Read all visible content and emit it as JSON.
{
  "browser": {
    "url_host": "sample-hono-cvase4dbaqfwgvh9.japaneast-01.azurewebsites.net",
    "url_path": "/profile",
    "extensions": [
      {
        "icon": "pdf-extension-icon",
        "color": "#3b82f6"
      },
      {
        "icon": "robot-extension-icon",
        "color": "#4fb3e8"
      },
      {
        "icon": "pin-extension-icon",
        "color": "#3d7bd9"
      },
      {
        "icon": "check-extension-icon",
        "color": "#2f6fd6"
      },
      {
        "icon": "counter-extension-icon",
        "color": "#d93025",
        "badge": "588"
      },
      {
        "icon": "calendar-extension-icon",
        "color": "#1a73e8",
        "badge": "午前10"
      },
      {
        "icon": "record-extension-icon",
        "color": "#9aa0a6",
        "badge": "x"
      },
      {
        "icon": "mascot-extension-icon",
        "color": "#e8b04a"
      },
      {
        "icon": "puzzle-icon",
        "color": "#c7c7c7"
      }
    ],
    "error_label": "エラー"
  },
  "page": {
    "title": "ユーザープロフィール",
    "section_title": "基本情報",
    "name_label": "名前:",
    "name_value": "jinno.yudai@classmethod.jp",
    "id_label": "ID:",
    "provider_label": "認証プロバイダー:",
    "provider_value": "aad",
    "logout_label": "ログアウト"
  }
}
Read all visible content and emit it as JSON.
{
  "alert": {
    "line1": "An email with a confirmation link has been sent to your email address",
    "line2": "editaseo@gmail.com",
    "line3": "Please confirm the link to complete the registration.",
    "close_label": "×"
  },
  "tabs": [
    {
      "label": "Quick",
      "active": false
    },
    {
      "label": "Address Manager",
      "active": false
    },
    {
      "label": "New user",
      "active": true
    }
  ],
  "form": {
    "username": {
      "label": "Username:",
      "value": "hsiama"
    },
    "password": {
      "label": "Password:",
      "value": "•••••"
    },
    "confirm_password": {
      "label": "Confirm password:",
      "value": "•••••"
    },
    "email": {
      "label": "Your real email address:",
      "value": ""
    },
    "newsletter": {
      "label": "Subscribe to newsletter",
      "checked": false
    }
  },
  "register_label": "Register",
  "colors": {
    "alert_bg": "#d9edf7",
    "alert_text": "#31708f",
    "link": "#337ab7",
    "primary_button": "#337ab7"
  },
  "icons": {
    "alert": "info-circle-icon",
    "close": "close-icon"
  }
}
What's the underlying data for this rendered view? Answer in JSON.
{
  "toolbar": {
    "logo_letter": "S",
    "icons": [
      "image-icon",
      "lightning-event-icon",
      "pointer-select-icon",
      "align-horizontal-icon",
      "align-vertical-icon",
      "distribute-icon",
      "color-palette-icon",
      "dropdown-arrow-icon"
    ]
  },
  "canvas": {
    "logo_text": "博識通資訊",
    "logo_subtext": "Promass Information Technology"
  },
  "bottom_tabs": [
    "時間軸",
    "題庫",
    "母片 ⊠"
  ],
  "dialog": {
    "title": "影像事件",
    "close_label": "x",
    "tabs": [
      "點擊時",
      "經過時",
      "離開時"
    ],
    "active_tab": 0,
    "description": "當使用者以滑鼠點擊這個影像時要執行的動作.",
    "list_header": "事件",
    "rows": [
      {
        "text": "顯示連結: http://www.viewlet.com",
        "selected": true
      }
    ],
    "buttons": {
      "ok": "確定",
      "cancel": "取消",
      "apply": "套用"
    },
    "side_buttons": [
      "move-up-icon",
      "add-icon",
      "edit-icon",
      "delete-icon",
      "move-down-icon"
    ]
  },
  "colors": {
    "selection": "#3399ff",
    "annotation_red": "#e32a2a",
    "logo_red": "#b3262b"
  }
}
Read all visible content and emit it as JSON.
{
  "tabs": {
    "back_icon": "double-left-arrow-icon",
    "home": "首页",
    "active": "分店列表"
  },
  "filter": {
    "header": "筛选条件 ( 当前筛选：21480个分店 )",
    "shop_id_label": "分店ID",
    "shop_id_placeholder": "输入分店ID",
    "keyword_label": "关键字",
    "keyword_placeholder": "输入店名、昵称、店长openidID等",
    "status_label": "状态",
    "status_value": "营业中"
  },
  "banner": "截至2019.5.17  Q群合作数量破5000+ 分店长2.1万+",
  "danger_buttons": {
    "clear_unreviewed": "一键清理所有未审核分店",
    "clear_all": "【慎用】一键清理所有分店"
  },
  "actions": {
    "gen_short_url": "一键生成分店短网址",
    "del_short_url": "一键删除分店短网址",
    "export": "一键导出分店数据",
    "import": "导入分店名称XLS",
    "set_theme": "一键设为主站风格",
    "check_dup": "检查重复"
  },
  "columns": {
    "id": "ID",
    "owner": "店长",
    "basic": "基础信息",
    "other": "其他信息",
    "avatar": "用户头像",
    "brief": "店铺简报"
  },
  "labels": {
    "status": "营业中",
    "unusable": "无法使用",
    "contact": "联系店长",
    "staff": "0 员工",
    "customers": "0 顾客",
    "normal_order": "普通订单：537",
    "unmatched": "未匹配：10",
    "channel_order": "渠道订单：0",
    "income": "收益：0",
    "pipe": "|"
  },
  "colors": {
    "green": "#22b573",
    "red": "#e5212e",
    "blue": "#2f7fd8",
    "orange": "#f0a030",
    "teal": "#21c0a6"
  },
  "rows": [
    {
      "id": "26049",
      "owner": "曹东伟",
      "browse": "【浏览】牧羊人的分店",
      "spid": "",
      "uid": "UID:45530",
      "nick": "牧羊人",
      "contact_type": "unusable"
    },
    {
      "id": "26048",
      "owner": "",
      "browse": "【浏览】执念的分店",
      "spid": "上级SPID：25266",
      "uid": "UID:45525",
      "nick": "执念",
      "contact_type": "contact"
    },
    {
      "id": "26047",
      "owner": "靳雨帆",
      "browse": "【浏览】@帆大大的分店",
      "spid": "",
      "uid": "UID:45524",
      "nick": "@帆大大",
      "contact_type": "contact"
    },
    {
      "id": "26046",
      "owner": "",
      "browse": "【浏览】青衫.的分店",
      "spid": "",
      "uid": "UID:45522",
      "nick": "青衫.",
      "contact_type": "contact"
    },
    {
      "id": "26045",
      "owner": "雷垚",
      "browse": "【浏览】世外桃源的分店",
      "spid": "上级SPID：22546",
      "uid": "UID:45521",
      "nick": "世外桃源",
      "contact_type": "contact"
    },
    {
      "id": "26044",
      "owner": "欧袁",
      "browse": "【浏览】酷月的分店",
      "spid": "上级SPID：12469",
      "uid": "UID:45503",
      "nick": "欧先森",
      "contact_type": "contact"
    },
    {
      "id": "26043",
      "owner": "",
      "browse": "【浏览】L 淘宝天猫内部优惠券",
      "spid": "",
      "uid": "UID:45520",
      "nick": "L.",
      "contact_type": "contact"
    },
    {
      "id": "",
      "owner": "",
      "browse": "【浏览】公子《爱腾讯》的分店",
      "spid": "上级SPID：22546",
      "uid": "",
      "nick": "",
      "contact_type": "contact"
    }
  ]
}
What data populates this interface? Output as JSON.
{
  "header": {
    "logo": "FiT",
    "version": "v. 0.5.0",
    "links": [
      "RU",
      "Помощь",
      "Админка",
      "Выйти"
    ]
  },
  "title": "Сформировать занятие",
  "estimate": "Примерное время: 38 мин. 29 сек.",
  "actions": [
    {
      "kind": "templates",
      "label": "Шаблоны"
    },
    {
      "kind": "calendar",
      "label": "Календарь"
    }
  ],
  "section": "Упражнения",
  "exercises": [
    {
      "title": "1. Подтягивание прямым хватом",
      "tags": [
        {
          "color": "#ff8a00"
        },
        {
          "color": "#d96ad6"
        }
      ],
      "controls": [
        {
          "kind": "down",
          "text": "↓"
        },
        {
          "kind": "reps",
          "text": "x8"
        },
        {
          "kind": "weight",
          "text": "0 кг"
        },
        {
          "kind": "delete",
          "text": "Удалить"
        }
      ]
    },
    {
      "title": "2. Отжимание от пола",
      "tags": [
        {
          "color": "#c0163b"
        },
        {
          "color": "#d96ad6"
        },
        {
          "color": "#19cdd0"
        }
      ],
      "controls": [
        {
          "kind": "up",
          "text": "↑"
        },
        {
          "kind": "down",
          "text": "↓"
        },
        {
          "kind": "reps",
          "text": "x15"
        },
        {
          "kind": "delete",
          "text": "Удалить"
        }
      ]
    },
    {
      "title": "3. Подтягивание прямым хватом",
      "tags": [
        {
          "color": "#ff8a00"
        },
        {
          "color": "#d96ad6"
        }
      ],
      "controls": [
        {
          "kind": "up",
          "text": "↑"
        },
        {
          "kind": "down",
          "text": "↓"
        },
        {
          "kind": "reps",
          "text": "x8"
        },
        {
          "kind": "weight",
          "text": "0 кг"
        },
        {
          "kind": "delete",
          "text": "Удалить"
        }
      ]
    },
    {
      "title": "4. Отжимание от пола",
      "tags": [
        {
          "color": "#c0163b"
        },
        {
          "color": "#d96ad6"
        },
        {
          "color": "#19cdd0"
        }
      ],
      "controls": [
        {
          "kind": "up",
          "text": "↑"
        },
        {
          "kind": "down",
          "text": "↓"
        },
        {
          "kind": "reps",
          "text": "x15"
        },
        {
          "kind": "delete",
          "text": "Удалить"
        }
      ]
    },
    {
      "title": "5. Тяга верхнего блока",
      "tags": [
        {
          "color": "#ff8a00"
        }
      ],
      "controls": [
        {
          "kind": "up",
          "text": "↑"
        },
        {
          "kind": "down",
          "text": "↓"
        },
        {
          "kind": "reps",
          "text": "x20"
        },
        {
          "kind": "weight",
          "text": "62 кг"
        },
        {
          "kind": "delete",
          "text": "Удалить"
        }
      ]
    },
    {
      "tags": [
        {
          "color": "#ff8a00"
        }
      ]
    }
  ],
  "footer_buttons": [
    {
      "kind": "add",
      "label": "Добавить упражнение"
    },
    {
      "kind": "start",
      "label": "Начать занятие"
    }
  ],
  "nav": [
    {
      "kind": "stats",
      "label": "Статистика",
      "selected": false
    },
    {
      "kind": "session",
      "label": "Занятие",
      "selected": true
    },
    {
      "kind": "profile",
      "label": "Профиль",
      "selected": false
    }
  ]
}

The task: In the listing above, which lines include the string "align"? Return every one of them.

Solution to this problem:
      "align-horizontal-icon",
      "align-vertical-icon",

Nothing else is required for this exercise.